Increased fireplace use during power outage impacts air quality
January 20, 2012
By Warren Kagarise
NEW — 4:30 p.m. Jan. 20, 2012
The air in Issaquah is thick with woodsmoke Friday as residents light up fireplaces for warmth amid a regional power outage.
The agency responsible for monitoring air quality in the region, Puget Sound Clean Air Agency, ranked the air quality in King County as moderate Friday.
The ranking means air quality is acceptable, but for some pollutants a moderate health concern exists. The health concern impacts people sensitive to air pollution — small children, senior citizens and people suffering from chronic health conditions.
The air pollutants can be harmful for people suffering from heart disease, diabetes, asthma and lung diseases. Pollutants pose the most risk to children and older adults.

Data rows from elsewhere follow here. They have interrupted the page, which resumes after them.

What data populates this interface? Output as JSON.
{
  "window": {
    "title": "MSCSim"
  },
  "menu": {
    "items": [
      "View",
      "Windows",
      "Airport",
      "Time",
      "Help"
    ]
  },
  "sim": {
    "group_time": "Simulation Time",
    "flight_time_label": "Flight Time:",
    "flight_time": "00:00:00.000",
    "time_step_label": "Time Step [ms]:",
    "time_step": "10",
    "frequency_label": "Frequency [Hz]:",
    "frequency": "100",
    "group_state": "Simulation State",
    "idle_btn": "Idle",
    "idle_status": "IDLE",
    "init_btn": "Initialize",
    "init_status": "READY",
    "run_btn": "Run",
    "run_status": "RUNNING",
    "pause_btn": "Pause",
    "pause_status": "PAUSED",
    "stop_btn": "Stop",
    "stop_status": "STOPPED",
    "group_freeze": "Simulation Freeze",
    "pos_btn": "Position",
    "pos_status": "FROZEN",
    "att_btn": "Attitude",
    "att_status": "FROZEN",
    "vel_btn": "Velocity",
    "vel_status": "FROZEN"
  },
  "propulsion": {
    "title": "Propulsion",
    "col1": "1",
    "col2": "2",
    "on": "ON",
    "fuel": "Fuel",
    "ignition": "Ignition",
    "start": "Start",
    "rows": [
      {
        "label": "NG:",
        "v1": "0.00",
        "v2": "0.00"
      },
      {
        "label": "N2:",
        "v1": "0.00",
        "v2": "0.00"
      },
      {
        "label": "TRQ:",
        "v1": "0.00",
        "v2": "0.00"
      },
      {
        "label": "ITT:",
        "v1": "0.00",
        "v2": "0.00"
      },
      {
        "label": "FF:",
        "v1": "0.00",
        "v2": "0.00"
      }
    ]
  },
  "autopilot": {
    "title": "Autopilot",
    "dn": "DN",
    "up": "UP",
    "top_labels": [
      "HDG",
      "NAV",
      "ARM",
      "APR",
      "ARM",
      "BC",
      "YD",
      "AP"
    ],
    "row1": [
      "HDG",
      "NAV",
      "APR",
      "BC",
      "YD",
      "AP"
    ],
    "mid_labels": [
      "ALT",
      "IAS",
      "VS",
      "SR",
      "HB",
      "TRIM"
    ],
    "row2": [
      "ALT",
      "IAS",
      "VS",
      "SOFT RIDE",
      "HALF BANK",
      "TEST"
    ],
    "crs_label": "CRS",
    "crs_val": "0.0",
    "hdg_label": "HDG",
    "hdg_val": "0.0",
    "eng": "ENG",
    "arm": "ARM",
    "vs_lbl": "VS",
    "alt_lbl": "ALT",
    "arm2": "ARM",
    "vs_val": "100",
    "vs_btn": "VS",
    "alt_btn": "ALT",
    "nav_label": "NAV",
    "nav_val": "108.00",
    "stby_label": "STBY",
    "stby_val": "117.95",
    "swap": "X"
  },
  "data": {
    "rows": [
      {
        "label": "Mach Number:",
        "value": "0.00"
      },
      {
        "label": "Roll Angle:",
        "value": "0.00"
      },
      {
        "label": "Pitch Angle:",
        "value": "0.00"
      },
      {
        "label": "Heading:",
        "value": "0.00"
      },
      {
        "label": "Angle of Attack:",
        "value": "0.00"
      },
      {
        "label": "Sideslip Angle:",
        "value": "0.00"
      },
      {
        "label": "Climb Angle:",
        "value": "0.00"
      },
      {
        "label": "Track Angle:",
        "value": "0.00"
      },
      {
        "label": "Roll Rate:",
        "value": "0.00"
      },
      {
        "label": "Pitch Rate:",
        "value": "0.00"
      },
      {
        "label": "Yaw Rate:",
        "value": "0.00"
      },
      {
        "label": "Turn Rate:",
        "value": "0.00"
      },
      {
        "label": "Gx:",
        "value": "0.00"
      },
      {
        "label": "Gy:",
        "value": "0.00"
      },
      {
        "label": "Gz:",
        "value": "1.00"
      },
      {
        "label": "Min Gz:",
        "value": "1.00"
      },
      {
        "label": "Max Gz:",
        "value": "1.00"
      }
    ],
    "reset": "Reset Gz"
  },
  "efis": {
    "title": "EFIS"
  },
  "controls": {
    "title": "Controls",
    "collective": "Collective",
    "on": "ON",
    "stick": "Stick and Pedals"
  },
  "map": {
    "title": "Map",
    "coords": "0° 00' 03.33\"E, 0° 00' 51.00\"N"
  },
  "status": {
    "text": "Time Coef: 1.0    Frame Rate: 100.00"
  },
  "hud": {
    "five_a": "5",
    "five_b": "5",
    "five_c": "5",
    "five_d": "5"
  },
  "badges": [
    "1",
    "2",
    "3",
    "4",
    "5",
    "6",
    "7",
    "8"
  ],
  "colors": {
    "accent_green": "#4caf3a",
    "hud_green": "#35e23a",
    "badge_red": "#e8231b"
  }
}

Amy Warren, a Puget Sound Clean Air Agency spokeswoman, said woodsmoke and other pollutants in the air can also affect people in good health as they exert themselves to clean up downed trees or other debris from the recent snow and ice storms.
Puget Sound Clean Air Agency officials put a burn ban in place last week, but lifted the order Jan. 14. The possibility of another burn ban in the days ahead is unlikely.
“Given that so many people are without power and relying on stoves or fireplaces for such an immediate need, we wouldn’t call a burn ban in that situation,” Warren said.